__Task objective__:
Every entry below should be printed exactly.

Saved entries
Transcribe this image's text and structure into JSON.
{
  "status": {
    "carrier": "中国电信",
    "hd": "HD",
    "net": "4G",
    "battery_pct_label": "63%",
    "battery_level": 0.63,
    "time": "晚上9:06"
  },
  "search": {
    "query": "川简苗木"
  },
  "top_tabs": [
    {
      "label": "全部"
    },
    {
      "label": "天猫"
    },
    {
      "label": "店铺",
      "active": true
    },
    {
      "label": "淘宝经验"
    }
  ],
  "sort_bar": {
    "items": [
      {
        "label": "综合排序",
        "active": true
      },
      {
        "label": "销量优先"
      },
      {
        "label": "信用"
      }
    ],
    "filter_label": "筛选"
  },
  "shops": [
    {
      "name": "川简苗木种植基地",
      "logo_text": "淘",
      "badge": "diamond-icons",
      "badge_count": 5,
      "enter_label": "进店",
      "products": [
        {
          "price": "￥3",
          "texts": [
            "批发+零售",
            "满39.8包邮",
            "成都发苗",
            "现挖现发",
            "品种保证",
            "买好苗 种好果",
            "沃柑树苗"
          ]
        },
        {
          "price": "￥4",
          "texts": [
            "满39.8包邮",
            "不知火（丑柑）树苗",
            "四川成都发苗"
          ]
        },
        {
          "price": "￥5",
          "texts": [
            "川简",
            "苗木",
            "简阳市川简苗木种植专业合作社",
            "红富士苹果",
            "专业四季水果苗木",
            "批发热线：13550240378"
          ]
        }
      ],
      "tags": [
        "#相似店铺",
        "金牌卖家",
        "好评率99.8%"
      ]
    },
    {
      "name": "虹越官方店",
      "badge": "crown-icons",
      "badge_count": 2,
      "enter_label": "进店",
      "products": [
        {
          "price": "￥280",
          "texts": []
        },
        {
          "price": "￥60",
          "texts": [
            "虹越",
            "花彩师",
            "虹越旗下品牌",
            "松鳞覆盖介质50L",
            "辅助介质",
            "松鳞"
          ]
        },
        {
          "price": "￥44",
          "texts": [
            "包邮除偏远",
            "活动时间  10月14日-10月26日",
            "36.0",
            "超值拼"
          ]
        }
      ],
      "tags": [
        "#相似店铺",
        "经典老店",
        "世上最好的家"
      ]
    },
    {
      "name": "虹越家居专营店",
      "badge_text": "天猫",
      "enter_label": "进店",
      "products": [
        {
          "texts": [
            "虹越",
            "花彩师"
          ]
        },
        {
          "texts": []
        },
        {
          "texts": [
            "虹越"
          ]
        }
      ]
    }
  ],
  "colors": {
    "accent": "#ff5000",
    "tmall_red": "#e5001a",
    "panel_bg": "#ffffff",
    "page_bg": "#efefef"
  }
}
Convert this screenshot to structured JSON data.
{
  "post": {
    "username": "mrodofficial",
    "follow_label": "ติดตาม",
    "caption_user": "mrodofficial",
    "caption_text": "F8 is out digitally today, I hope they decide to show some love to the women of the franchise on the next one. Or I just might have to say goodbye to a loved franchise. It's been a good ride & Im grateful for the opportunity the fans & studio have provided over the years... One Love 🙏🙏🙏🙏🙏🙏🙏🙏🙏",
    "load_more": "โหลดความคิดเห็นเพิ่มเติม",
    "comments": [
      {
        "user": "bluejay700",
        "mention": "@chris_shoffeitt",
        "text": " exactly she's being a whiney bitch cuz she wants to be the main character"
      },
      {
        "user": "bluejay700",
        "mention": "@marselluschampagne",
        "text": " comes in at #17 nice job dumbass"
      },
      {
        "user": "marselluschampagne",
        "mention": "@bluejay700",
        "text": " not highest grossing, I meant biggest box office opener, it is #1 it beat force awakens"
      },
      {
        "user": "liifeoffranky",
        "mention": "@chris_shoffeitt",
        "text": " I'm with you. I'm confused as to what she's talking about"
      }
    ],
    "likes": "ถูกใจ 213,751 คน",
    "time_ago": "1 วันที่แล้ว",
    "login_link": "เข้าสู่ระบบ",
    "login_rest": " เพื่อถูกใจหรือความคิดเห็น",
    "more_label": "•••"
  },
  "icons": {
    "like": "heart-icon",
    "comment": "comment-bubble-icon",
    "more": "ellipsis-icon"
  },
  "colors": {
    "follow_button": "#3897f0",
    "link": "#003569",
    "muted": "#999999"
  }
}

__Exercise result__:
Transcribe this image's text and structure into JSON.
{
  "status": {
    "carrier": "中国电信",
    "hd": "HD",
    "net": "4G",
    "battery_pct_label": "63%",
    "battery_level": 0.63,
    "time": "晚上9:06"
  },
  "search": {
    "query": "川简苗木"
  },
  "top_tabs": [
    {
      "label": "全部"
    },
    {
      "label": "天猫"
    },
    {
      "label": "店铺",
      "active": true
    },
    {
      "label": "淘宝经验"
    }
  ],
  "sort_bar": {
    "items": [
      {
        "label": "综合排序",
        "active": true
      },
      {
        "label": "销量优先"
      },
      {
        "label": "信用"
      }
    ],
    "filter_label": "筛选"
  },
  "shops": [
    {
      "name": "川简苗木种植基地",
      "logo_text": "淘",
      "badge": "diamond-icons",
      "badge_count": 5,
      "enter_label": "进店",
      "products": [
        {
          "price": "￥3",
          "texts": [
            "批发+零售",
            "满39.8包邮",
            "成都发苗",
            "现挖现发",
            "品种保证",
            "买好苗 种好果",
            "沃柑树苗"
          ]
        },
        {
          "price": "￥4",
          "texts": [
            "满39.8包邮",
            "不知火（丑柑）树苗",
            "四川成都发苗"
          ]
        },
        {
          "price": "￥5",
          "texts": [
            "川简",
            "苗木",
            "简阳市川简苗木种植专业合作社",
            "红富士苹果",
            "专业四季水果苗木",
            "批发热线：13550240378"
          ]
        }
      ],
      "tags": [
        "#相似店铺",
        "金牌卖家",
        "好评率99.8%"
      ]
    },
    {
      "name": "虹越官方店",
      "badge": "crown-icons",
      "badge_count": 2,
      "enter_label": "进店",
      "products": [
        {
          "price": "￥280",
          "texts": []
        },
        {
          "price": "￥60",
          "texts": [
            "虹越",
            "花彩师",
            "虹越旗下品牌",
            "松鳞覆盖介质50L",
            "辅助介质",
            "松鳞"
          ]
        },
        {
          "price": "￥44",
          "texts": [
            "包邮除偏远",
            "活动时间  10月14日-10月26日",
            "36.0",
            "超值拼"
          ]
        }
      ],
      "tags": [
        "#相似店铺",
        "经典老店",
        "世上最好的家"
      ]
    },
    {
      "name": "虹越家居专营店",
      "badge_text": "天猫",
      "enter_label": "进店",
      "products": [
        {
          "texts": [
            "虹越",
            "花彩师"
          ]
        },
        {
          "texts": []
        },
        {
          "texts": [
            "虹越"
          ]
        }
      ]
    }
  ],
  "colors": {
    "accent": "#ff5000",
    "tmall_red": "#e5001a",
    "panel_bg": "#ffffff",
    "page_bg": "#efefef"
  }
}
Convert this screenshot to structured JSON data.
{
  "post": {
    "username": "mrodofficial",
    "follow_label": "ติดตาม",
    "caption_user": "mrodofficial",
    "caption_text": "F8 is out digitally today, I hope they decide to show some love to the women of the franchise on the next one. Or I just might have to say goodbye to a loved franchise. It's been a good ride & Im grateful for the opportunity the fans & studio have provided over the years... One Love 🙏🙏🙏🙏🙏🙏🙏🙏🙏",
    "load_more": "โหลดความคิดเห็นเพิ่มเติม",
    "comments": [
      {
        "user": "bluejay700",
        "mention": "@chris_shoffeitt",
        "text": " exactly she's being a whiney bitch cuz she wants to be the main character"
      },
      {
        "user": "bluejay700",
        "mention": "@marselluschampagne",
        "text": " comes in at #17 nice job dumbass"
      },
      {
        "user": "marselluschampagne",
        "mention": "@bluejay700",
        "text": " not highest grossing, I meant biggest box office opener, it is #1 it beat force awakens"
      },
      {
        "user": "liifeoffranky",
        "mention": "@chris_shoffeitt",
        "text": " I'm with you. I'm confused as to what she's talking about"
      }
    ],
    "likes": "ถูกใจ 213,751 คน",
    "time_ago": "1 วันที่แล้ว",
    "login_link": "เข้าสู่ระบบ",
    "login_rest": " เพื่อถูกใจหรือความคิดเห็น",
    "more_label": "•••"
  },
  "icons": {
    "like": "heart-icon",
    "comment": "comment-bubble-icon",
    "more": "ellipsis-icon"
  },
  "colors": {
    "follow_button": "#3897f0",
    "link": "#003569",
    "muted": "#999999"
  }
}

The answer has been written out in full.